An analogy is made between the equations derived Chapter 29 with the musical equal tempered scale. I call this the Ramanujan octave based on his octic q continued fraction and its relation to class invariants. The existence theorem of solvability is demonstrated with two examples representing the product and quotient of the modulus of the octic continued fraction. These examples show a universality to finding radical forms of the class invariants for any class number. An infinite number of semitones are shown to create the Ramanujan octave!

Following the P-Q modular equations used by B. Berndt (Transactions of the American Mathematical Society, 349(6), June 1997) to determine 13 radical forms of class invariants reported by Ramanujan, this Chapter discusses a new method of analysis. By using the q octic continued fraction and the q cubic solution equation (qkQ) derived in Chapter 28, all 13 radical forms are solved using results from Berndt’s two theorems. The radical forms for discriminants with prime divisors of 5 and 7 are presented without the need for modular P-Q equations.

A theorem of existence of a solution of the class invariant in radicals is presented based on an invariant of the class invariant and modulus of the octic q continued fraction.

expressing the octic q continued fraction in radical form using a q cubic solution equation

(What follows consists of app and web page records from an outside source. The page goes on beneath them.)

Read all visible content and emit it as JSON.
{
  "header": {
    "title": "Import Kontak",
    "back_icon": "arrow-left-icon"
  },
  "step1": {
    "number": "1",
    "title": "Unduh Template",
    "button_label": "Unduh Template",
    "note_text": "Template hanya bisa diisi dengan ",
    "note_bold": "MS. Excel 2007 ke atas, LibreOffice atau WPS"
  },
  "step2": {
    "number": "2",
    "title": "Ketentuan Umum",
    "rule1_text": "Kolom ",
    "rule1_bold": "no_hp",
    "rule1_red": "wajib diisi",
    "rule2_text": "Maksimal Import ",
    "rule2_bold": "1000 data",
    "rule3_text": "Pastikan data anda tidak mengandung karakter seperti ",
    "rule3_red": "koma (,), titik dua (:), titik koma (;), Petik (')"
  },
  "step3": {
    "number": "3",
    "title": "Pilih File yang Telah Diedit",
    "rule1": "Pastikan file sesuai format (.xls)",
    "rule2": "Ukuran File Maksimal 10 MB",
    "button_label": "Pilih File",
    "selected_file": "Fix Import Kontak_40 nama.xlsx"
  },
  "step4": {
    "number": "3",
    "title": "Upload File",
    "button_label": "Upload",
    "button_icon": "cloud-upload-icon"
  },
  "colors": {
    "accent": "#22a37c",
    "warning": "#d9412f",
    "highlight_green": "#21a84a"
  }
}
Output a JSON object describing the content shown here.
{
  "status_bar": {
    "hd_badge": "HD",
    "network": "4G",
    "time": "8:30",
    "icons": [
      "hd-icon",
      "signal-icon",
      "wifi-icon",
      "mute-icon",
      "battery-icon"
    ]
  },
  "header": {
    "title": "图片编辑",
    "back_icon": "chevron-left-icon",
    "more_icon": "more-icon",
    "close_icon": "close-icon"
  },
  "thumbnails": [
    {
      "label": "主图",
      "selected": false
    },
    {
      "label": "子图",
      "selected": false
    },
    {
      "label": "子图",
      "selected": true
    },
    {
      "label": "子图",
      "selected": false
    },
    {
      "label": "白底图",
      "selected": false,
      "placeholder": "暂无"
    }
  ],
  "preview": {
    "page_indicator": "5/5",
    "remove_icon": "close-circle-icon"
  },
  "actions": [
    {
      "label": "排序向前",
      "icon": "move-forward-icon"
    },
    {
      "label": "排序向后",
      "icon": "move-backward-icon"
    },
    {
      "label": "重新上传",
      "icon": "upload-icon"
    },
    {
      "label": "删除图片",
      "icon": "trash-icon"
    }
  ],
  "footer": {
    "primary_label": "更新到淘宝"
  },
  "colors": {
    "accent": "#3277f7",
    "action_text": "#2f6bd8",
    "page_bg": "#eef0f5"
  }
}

This appendix illustrates a calculation of one of Weber’s class invariants and compares the result obtained by Weber with the analysis presented in Chapter 28. The analytical method provides some extra parameters for finding a suitable irreducible polynomial that can be expressed in radical form. Consequently, the modulus of the q continued fraction is also expressed in radicals and/or nested radicals.

calculating a class invariant from ramanujan’s octic q continued fraction

This board is an extension of Chapter 20 on discriminants and modular functions. It provides a method of expressing the Rogers-Ramanujan octic q continued fraction in terms of radicals. Some interesting relations of the q continued fraction with the plastic number are shown. A q modulus equation is also derived to find new radical expressions for polynomials with various complex quadratic fields. Radical form is possible if the order of the associated polynomial with discrimination (-d) is less than five or provided the real root U of f(x) is solvable by radicals. Unexpectedly the later is true for all but four of the discriminants 1 or 3 mod 4 less than 100 using a radical extension of the irreducible coefficient field.

expressing a ramanujan q continued fraction in terms of radicals_

A look back at Chapter 23 reveals a new way to view the orthogonal Jacobi Polynomial. Through a series of identities it is possible to reduce any Jacobi polynomial P[m,a,b,x], with b> 1 and evaluated at x = 3 to a series of Jacobi polynomials with b = 1 or b = 0. The scalar vector product with the diagonal of the Chebychev T polynomial is introduced. It is shown that any Jacobi Polynomial P[m,a,b,3] is represented as vector products of an associated (m-1) row of the Pascal triangle and a shifted cycle index of the Symmetry group S(m). A combinatoric role of the Jacobi is suggested in this analysis.

The Jacobi polynomial can also be used to calculate the nth term of the Perrin sequence and the sigma orbit of prime numbers as described in Chapter 13.

The Jacobi Polynomial Revisited